Data for review |
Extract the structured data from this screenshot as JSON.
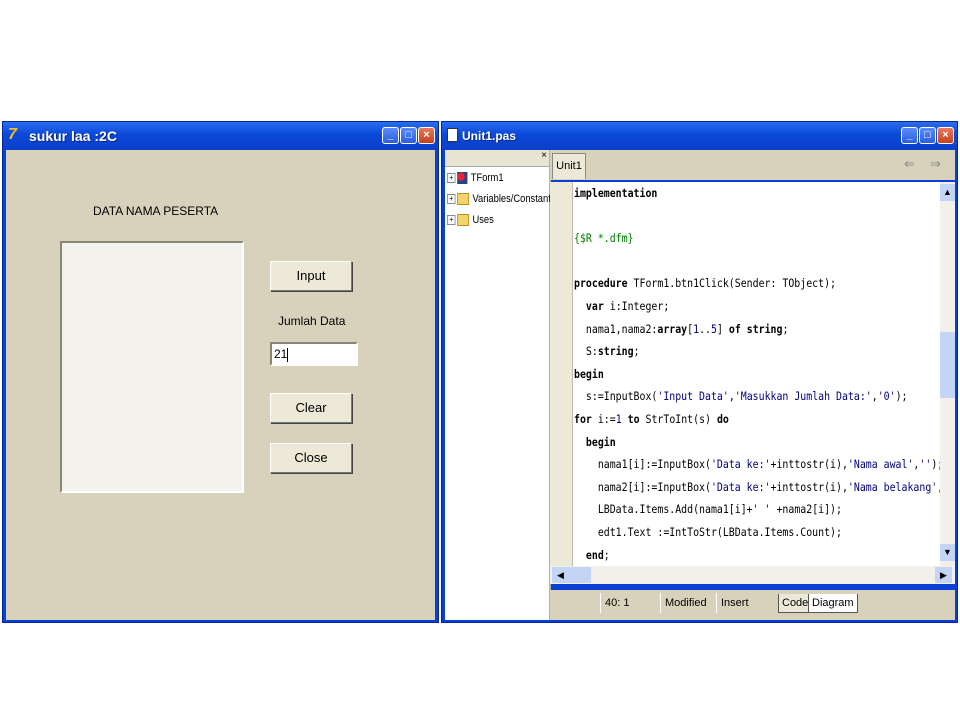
{
  "form_window": {
    "title": "sukur laa :2C",
    "heading": "DATA NAMA PESERTA",
    "buttons": {
      "input": "Input",
      "clear": "Clear",
      "close": "Close"
    },
    "jumlah_label": "Jumlah Data",
    "jumlah_value": "21"
  },
  "editor_window": {
    "title": "Unit1.pas",
    "tab": "Unit1",
    "tree": [
      "TForm1",
      "Variables/Constants",
      "Uses"
    ],
    "code_lines": [
      [
        {
          "t": "implementation",
          "c": "kw"
        }
      ],
      [],
      [
        {
          "t": "{$R *.dfm}",
          "c": "dir"
        }
      ],
      [],
      [
        {
          "t": "procedure",
          "c": "kw"
        },
        {
          "t": " TForm1.btn1Click(Sender: TObject);",
          "c": ""
        }
      ],
      [
        {
          "t": "  ",
          "c": ""
        },
        {
          "t": "var",
          "c": "kw"
        },
        {
          "t": " i:Integer;",
          "c": ""
        }
      ],
      [
        {
          "t": "  nama1,nama2:",
          "c": ""
        },
        {
          "t": "array",
          "c": "kw"
        },
        {
          "t": "[",
          "c": ""
        },
        {
          "t": "1",
          "c": "num"
        },
        {
          "t": "..",
          "c": ""
        },
        {
          "t": "5",
          "c": "num"
        },
        {
          "t": "] ",
          "c": ""
        },
        {
          "t": "of string",
          "c": "kw"
        },
        {
          "t": ";",
          "c": ""
        }
      ],
      [
        {
          "t": "  S:",
          "c": ""
        },
        {
          "t": "string",
          "c": "kw"
        },
        {
          "t": ";",
          "c": ""
        }
      ],
      [
        {
          "t": "begin",
          "c": "kw"
        }
      ],
      [
        {
          "t": "  s:=InputBox(",
          "c": ""
        },
        {
          "t": "'Input Data'",
          "c": "str"
        },
        {
          "t": ",",
          "c": ""
        },
        {
          "t": "'Masukkan Jumlah Data:'",
          "c": "str"
        },
        {
          "t": ",",
          "c": ""
        },
        {
          "t": "'0'",
          "c": "str"
        },
        {
          "t": ");",
          "c": ""
        }
      ],
      [
        {
          "t": "for",
          "c": "kw"
        },
        {
          "t": " i:=",
          "c": ""
        },
        {
          "t": "1",
          "c": "num"
        },
        {
          "t": " ",
          "c": ""
        },
        {
          "t": "to",
          "c": "kw"
        },
        {
          "t": " StrToInt(s) ",
          "c": ""
        },
        {
          "t": "do",
          "c": "kw"
        }
      ],
      [
        {
          "t": "  begin",
          "c": "kw"
        }
      ],
      [
        {
          "t": "    nama1[i]:=InputBox(",
          "c": ""
        },
        {
          "t": "'Data ke:'",
          "c": "str"
        },
        {
          "t": "+inttostr(i),",
          "c": ""
        },
        {
          "t": "'Nama awal'",
          "c": "str"
        },
        {
          "t": ",",
          "c": ""
        },
        {
          "t": "''",
          "c": "str"
        },
        {
          "t": ");",
          "c": ""
        }
      ],
      [
        {
          "t": "    nama2[i]:=InputBox(",
          "c": ""
        },
        {
          "t": "'Data ke:'",
          "c": "str"
        },
        {
          "t": "+inttostr(i),",
          "c": ""
        },
        {
          "t": "'Nama belakang'",
          "c": "str"
        },
        {
          "t": ",",
          "c": ""
        }
      ],
      [
        {
          "t": "    LBData.Items.Add(nama1[i]+",
          "c": ""
        },
        {
          "t": "' '",
          "c": "str"
        },
        {
          "t": " +nama2[i]);",
          "c": ""
        }
      ],
      [
        {
          "t": "    edt1.Text :=IntToStr(LBData.Items.Count);",
          "c": ""
        }
      ],
      [
        {
          "t": "  end",
          "c": "kw"
        },
        {
          "t": ";",
          "c": ""
        }
      ]
    ],
    "status": {
      "position": "40:  1",
      "modified": "Modified",
      "mode": "Insert"
    },
    "bottom_tabs": {
      "code": "Code",
      "diagram": "Diagram"
    }
  },
  "colors": {
    "titlebar": "#0a48d8",
    "form_bg": "#d8d2bc",
    "keyword": "#000000",
    "string": "#000080",
    "directive": "#008000"
  }
}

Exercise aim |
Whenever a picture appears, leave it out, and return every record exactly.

Response area |
Extract the structured data from this screenshot as JSON.
{
  "form_window": {
    "title": "sukur laa :2C",
    "heading": "DATA NAMA PESERTA",
    "buttons": {
      "input": "Input",
      "clear": "Clear",
      "close": "Close"
    },
    "jumlah_label": "Jumlah Data",
    "jumlah_value": "21"
  },
  "editor_window": {
    "title": "Unit1.pas",
    "tab": "Unit1",
    "tree": [
      "TForm1",
      "Variables/Constants",
      "Uses"
    ],
    "code_lines": [
      [
        {
          "t": "implementation",
          "c": "kw"
        }
      ],
      [],
      [
        {
          "t": "{$R *.dfm}",
          "c": "dir"
        }
      ],
      [],
      [
        {
          "t": "procedure",
          "c": "kw"
        },
        {
          "t": " TForm1.btn1Click(Sender: TObject);",
          "c": ""
        }
      ],
      [
        {
          "t": "  ",
          "c": ""
        },
        {
          "t": "var",
          "c": "kw"
        },
        {
          "t": " i:Integer;",
          "c": ""
        }
      ],
      [
        {
          "t": "  nama1,nama2:",
          "c": ""
        },
        {
          "t": "array",
          "c": "kw"
        },
        {
          "t": "[",
          "c": ""
        },
        {
          "t": "1",
          "c": "num"
        },
        {
          "t": "..",
          "c": ""
        },
        {
          "t": "5",
          "c": "num"
        },
        {
          "t": "] ",
          "c": ""
        },
        {
          "t": "of string",
          "c": "kw"
        },
        {
          "t": ";",
          "c": ""
        }
      ],
      [
        {
          "t": "  S:",
          "c": ""
        },
        {
          "t": "string",
          "c": "kw"
        },
        {
          "t": ";",
          "c": ""
        }
      ],
      [
        {
          "t": "begin",
          "c": "kw"
        }
      ],
      [
        {
          "t": "  s:=InputBox(",
          "c": ""
        },
        {
          "t": "'Input Data'",
          "c": "str"
        },
        {
          "t": ",",
          "c": ""
        },
        {
          "t": "'Masukkan Jumlah Data:'",
          "c": "str"
        },
        {
          "t": ",",
          "c": ""
        },
        {
          "t": "'0'",
          "c": "str"
        },
        {
          "t": ");",
          "c": ""
        }
      ],
      [
        {
          "t": "for",
          "c": "kw"
        },
        {
          "t": " i:=",
          "c": ""
        },
        {
          "t": "1",
          "c": "num"
        },
        {
          "t": " ",
          "c": ""
        },
        {
          "t": "to",
          "c": "kw"
        },
        {
          "t": " StrToInt(s) ",
          "c": ""
        },
        {
          "t": "do",
          "c": "kw"
        }
      ],
      [
        {
          "t": "  begin",
          "c": "kw"
        }
      ],
      [
        {
          "t": "    nama1[i]:=InputBox(",
          "c": ""
        },
        {
          "t": "'Data ke:'",
          "c": "str"
        },
        {
          "t": "+inttostr(i),",
          "c": ""
        },
        {
          "t": "'Nama awal'",
          "c": "str"
        },
        {
          "t": ",",
          "c": ""
        },
        {
          "t": "''",
          "c": "str"
        },
        {
          "t": ");",
          "c": ""
        }
      ],
      [
        {
          "t": "    nama2[i]:=InputBox(",
          "c": ""
        },
        {
          "t": "'Data ke:'",
          "c": "str"
        },
        {
          "t": "+inttostr(i),",
          "c": ""
        },
        {
          "t": "'Nama belakang'",
          "c": "str"
        },
        {
          "t": ",",
          "c": ""
        }
      ],
      [
        {
          "t": "    LBData.Items.Add(nama1[i]+",
          "c": ""
        },
        {
          "t": "' '",
          "c": "str"
        },
        {
          "t": " +nama2[i]);",
          "c": ""
        }
      ],
      [
        {
          "t": "    edt1.Text :=IntToStr(LBData.Items.Count);",
          "c": ""
        }
      ],
      [
        {
          "t": "  end",
          "c": "kw"
        },
        {
          "t": ";",
          "c": ""
        }
      ]
    ],
    "status": {
      "position": "40:  1",
      "modified": "Modified",
      "mode": "Insert"
    },
    "bottom_tabs": {
      "code": "Code",
      "diagram": "Diagram"
    }
  },
  "colors": {
    "titlebar": "#0a48d8",
    "form_bg": "#d8d2bc",
    "keyword": "#000000",
    "string": "#000080",
    "directive": "#008000"
  }
}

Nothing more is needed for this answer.